TASK TO COMPLETE
Check the records below line by line, and report how many lines include the string "writer". No other words are needed.

Component data from apps and pages
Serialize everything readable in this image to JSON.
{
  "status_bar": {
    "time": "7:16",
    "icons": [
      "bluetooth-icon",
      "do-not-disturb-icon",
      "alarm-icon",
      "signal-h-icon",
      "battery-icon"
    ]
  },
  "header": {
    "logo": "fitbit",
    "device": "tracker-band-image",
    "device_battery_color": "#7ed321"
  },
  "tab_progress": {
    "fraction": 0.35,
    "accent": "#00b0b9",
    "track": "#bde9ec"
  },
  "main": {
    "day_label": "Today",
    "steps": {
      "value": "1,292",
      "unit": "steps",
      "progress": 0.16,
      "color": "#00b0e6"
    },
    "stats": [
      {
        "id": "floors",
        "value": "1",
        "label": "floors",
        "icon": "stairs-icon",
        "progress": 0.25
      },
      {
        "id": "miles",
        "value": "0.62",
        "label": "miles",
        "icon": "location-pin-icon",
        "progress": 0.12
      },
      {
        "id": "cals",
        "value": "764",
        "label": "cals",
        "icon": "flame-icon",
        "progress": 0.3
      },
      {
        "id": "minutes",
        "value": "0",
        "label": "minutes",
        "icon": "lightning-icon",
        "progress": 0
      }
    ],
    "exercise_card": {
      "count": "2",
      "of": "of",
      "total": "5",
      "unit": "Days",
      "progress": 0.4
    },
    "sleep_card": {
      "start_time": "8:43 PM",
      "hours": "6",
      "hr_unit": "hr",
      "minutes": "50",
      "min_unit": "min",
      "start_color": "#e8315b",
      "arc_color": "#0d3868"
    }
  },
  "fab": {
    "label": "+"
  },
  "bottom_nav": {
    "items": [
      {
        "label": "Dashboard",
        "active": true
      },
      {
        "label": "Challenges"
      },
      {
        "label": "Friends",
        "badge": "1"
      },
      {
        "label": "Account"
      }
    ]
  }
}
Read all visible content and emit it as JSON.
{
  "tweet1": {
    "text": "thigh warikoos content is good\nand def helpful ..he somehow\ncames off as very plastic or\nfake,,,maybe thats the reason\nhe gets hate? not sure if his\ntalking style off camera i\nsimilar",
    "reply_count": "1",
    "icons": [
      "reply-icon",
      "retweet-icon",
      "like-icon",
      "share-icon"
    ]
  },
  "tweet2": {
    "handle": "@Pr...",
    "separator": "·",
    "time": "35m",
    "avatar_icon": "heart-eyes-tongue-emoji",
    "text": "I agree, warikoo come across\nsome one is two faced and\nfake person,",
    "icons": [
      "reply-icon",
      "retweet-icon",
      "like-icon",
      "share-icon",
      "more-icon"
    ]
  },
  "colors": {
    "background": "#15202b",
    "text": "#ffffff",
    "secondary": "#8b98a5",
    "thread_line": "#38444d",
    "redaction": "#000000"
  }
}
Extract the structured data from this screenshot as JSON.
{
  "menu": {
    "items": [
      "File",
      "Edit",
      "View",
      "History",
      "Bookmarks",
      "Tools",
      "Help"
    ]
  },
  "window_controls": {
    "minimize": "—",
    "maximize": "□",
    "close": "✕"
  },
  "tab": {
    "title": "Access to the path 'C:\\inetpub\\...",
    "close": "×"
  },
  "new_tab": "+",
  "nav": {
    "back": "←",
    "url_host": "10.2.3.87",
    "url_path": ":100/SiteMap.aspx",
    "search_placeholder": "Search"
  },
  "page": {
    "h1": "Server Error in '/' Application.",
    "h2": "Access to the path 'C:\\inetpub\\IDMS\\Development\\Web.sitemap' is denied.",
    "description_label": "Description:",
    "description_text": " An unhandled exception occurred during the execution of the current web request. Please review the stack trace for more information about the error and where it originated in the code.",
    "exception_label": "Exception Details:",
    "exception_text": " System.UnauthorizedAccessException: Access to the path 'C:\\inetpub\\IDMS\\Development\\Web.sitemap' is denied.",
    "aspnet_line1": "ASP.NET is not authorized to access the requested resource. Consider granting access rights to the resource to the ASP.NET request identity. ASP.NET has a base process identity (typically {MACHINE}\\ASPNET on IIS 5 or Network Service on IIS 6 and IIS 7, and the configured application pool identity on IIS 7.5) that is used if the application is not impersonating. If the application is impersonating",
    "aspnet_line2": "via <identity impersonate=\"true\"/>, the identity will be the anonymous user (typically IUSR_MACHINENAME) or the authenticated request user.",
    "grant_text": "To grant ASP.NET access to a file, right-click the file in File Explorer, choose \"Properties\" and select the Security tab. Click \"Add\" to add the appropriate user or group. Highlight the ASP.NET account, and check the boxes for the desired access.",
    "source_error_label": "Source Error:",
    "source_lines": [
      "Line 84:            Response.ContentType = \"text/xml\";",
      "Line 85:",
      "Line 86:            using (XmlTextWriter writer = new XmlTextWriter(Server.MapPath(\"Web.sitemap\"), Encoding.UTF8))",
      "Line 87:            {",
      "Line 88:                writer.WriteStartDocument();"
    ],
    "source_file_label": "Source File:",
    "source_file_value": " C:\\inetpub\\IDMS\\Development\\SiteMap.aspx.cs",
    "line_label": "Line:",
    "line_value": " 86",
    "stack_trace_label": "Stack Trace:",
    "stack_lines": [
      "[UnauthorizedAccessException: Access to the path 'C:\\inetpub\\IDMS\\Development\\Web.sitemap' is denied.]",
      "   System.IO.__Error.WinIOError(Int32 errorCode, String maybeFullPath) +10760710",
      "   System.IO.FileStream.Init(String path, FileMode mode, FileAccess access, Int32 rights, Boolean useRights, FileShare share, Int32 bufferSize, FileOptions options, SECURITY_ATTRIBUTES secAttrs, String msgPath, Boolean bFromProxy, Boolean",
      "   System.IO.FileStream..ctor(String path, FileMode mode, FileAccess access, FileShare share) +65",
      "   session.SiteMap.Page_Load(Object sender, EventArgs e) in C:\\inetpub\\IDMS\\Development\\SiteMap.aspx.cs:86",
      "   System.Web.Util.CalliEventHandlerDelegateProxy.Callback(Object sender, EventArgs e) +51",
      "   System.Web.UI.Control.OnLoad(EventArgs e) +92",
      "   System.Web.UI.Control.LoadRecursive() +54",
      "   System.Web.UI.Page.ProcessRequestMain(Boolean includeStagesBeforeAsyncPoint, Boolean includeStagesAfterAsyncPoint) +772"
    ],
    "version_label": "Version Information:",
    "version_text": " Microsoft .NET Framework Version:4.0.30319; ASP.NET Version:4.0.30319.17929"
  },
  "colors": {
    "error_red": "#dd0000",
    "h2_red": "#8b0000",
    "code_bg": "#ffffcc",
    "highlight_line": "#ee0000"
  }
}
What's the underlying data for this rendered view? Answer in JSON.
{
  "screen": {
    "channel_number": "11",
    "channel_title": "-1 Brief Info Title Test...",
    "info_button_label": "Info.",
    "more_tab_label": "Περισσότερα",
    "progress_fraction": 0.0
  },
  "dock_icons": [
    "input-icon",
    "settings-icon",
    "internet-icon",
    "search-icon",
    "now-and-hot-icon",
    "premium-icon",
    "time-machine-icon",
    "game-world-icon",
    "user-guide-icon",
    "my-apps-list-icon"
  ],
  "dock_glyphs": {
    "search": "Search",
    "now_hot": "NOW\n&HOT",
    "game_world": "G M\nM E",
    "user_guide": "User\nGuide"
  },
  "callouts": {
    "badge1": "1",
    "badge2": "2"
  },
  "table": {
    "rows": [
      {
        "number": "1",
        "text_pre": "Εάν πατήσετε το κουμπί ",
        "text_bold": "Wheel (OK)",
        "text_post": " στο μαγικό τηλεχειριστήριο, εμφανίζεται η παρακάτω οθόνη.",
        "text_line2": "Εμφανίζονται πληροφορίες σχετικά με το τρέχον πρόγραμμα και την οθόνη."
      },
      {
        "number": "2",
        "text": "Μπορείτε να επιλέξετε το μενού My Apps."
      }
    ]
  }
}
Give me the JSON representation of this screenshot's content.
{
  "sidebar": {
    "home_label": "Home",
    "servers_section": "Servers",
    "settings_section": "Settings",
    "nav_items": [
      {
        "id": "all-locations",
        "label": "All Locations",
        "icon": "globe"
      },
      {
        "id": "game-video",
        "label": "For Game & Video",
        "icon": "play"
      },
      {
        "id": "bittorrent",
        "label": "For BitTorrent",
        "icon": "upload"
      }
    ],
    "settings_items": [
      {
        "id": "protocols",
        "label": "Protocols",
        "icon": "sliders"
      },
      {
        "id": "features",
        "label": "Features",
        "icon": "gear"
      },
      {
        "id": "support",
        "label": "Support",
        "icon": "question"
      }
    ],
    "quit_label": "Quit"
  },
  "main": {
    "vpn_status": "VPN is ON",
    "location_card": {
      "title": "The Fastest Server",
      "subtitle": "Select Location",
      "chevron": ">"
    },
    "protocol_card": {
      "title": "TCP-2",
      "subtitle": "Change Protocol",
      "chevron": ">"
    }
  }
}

SOLVED PROBLEM
2